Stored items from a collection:
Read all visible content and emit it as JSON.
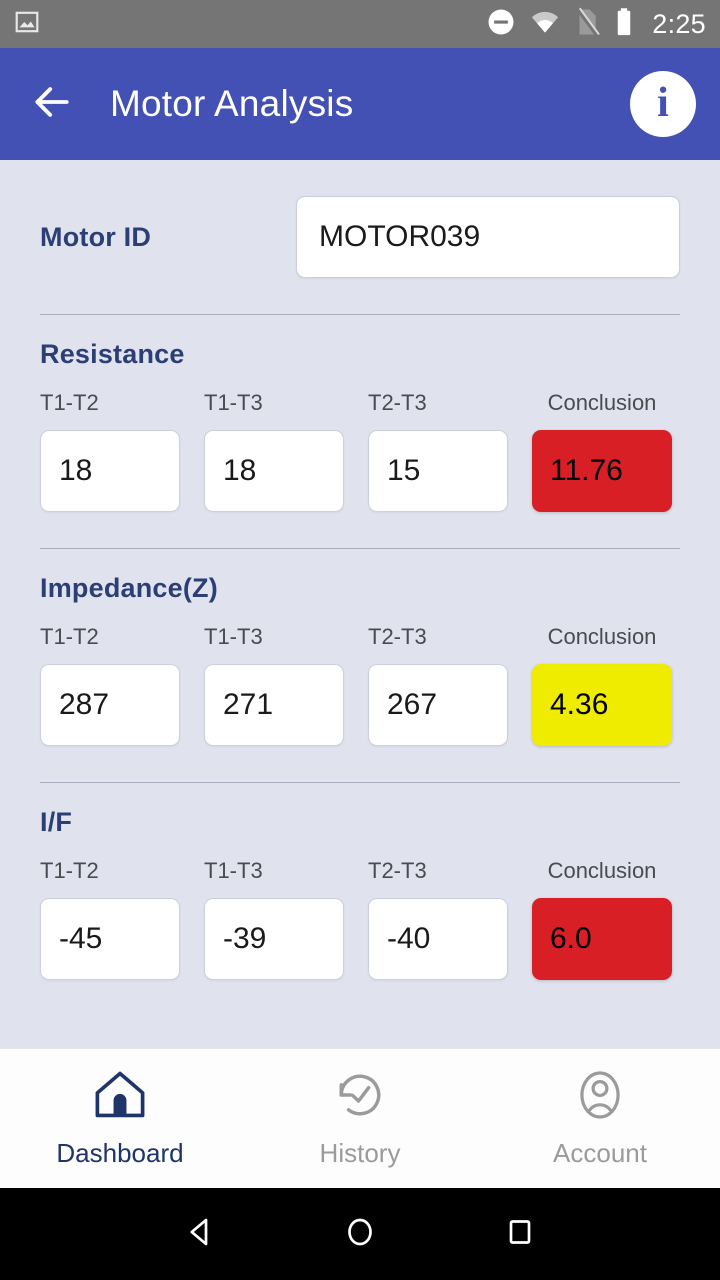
{
  "status_bar": {
    "time": "2:25",
    "icons": [
      "image-notification-icon",
      "do-not-disturb-icon",
      "wifi-icon",
      "no-sim-icon",
      "battery-icon"
    ],
    "background_color": "#757575"
  },
  "app_bar": {
    "title": "Motor Analysis",
    "back_icon": "arrow-left-icon",
    "info_icon": "info-icon",
    "info_glyph": "i",
    "background_color": "#4350b4"
  },
  "motor_id": {
    "label": "Motor ID",
    "value": "MOTOR039",
    "placeholder": "Motor ID"
  },
  "column_headers": [
    "T1-T2",
    "T1-T3",
    "T2-T3",
    "Conclusion"
  ],
  "sections": [
    {
      "title": "Resistance",
      "values": [
        "18",
        "18",
        "15"
      ],
      "conclusion": "11.76",
      "conclusion_status": "red",
      "conclusion_color": "#d81f26"
    },
    {
      "title": "Impedance(Z)",
      "values": [
        "287",
        "271",
        "267"
      ],
      "conclusion": "4.36",
      "conclusion_status": "yellow",
      "conclusion_color": "#f0ec00"
    },
    {
      "title": "I/F",
      "values": [
        "-45",
        "-39",
        "-40"
      ],
      "conclusion": "6.0",
      "conclusion_status": "red",
      "conclusion_color": "#d81f26"
    }
  ],
  "bottom_nav": {
    "items": [
      {
        "label": "Dashboard",
        "icon": "home-icon",
        "active": true
      },
      {
        "label": "History",
        "icon": "history-clock-icon",
        "active": false
      },
      {
        "label": "Account",
        "icon": "person-icon",
        "active": false
      }
    ],
    "active_color": "#1f3468",
    "inactive_color": "#9b9b9b"
  },
  "android_nav": {
    "back_icon": "triangle-back-icon",
    "home_icon": "circle-home-icon",
    "recents_icon": "square-recents-icon"
  },
  "theme": {
    "background": "#e0e2ee",
    "heading_color": "#2c3f75",
    "primary": "#4350b4"
  }
}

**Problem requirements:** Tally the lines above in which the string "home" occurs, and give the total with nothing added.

**Solved problem:** 2